Conductive hearing loss generally occurs in the low-frequency range.

Human voices are in the low sound range from 254Hz to 1,017Hz, and those suffering from conductive hearing loss have their antennas for this range out of order and have difficulty understanding what other people say.

Especially, low-pitched male voices give them a hard time.

Such voices are harder to understand for these people than the high-pitched voices of a woman or a child.

A disease in the outer ear may cause conductive hearing loss.

One of the most common symptoms is too much earwax. Otitis externa is another cause.

Exostosis, which commonly occurs among divers or swimmers, can also be a cause.

It stems from the abnormal growth of the bone in the outer ear.

A damaged eardrum can also cause conductive hearing loss, too.

The pain can be accompanied by tinnitus.

They will mostly be gone in about 6 weeks but sometimes require an operation in severe cases.

Another cause is disease of the middle ear such as tympanitis or rhinitis.

2. What is sensorineural hearing loss?

Sensorineural hearing loss is characterized by the difficulty of distinguishing loud voices from noise.

It is sometimes accompanied by tinnitus. Overall, those with sensorineural hearing loss cannot tell the pitch and loudness of sounds.

They also have a problem understanding high-frequency sounds such as ringtone of mobile phones or voice of a woman or a baby.

The causes of sensorineural hearing loss are divided into the following three.

1st. Presbycusis

2nd. Noise-induced Hearing Loss

3rd. Drug-induced Hearing Loss

80% of sensorineural hearing loss patients experience these causes.

First, What is presbycusis?

Literally, our ears perform poorer as we get older.  It is the most common case of hearing loss.

This is derived from the deterioration of nerve cells and sensory cells in charge of hearing.

It is a typical degenerative disease. The deterioration of the eardrum is one of the most common causes.

고The eardrum serves as the soundboard, but it will loosen if it gets stretched by being beaten for a long time, making the sounds feel dull to our brain and causing us to develop a hearing problem.
In the early stage of presbycusis, we have difficulty hearing high-frequency (pitched) sounds.

Over time, however, low-frequency sounds start to evade us.

Second, What is noise-induced hearing loss?
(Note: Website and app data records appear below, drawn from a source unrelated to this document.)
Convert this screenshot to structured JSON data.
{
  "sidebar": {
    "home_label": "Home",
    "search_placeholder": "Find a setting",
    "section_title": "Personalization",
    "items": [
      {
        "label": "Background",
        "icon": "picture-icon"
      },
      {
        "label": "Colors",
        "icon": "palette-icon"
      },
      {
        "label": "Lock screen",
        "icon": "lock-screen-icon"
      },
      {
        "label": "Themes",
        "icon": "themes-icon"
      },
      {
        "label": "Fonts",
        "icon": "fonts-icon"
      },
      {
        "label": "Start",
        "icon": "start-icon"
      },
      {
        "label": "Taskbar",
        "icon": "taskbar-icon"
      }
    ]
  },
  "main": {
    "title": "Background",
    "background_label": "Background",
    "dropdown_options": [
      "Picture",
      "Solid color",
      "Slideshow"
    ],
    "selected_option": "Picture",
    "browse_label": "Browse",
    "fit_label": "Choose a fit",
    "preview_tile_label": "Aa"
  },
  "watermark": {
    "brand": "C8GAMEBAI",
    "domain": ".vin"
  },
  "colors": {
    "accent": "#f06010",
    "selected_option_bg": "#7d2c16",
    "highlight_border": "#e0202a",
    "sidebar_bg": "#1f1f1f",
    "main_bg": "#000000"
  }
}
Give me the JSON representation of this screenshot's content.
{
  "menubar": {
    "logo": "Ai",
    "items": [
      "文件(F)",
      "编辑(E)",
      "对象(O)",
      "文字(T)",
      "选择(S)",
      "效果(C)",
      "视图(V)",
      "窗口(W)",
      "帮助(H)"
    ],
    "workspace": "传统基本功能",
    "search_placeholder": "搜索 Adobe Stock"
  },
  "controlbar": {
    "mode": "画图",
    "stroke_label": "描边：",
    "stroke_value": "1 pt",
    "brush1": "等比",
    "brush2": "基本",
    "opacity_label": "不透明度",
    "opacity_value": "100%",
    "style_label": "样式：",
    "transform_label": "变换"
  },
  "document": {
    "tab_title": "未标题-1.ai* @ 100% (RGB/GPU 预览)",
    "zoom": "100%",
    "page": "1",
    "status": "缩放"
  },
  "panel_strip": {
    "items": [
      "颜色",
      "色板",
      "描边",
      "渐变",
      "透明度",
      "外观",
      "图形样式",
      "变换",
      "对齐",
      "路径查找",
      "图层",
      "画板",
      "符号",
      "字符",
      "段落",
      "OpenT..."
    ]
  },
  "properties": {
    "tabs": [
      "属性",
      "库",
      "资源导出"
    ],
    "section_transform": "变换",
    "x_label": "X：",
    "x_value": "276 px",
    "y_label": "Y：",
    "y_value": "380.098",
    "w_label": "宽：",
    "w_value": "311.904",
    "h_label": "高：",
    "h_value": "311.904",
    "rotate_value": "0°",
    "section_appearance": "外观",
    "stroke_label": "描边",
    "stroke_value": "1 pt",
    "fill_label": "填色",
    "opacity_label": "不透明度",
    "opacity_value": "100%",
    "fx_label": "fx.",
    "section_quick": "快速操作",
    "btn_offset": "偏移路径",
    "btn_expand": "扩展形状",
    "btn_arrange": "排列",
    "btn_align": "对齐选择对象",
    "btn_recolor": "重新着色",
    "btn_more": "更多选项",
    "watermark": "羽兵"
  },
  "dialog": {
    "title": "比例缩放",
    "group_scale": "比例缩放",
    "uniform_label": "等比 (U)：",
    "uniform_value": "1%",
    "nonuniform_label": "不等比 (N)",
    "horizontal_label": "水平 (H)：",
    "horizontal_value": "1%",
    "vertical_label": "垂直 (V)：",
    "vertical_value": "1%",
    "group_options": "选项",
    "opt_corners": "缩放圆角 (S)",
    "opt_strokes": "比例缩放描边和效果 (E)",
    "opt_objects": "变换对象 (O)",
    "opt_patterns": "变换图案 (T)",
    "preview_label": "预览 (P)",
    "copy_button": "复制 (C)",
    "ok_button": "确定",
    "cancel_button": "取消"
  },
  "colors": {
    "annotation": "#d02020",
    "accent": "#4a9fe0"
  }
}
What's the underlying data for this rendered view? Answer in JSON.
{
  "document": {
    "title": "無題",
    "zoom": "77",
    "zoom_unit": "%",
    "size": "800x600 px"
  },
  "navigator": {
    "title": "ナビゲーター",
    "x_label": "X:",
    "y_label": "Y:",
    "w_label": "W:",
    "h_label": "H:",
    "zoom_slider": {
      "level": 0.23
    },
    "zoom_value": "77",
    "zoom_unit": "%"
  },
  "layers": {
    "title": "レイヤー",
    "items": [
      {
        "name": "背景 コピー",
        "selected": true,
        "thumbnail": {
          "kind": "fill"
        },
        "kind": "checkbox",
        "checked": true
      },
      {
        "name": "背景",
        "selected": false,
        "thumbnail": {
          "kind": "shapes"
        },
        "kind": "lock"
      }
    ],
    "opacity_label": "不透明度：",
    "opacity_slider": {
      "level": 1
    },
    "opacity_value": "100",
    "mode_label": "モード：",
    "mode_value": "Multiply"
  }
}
It happens when the ears are exposed to too much noise for an extended period.

The noise weakens the capability of the organ of Corti located below the cochlear canal, which detects sound waves in the ear.

It mostly occurs with high-frequency sounds (+4,000Hz). It happens to a lot of musicians and operators of heavy machinery or those working with metal. Nowadays, however, young people who use earphones and headphones a lot are prone to this disease.

Third, What is drug-induced hearing loss?

In short, it is a hearing loss from abuse of high antibiotics. NEOMYCIN, KANAMYCIN, GENTAMYCIN, and CISPLATIN are known to cause hearing loss when abused.

About 80% of all hearing loss patients suffer from sensorineural hearing loss, but the number is on the rise due to the excessive or incorrect use of earphones/headphones especially among young people.

3. What is mixed hearing loss?

It refers to the case wherein sensorineural hearing loss and conductive hearing loss occur at the same time.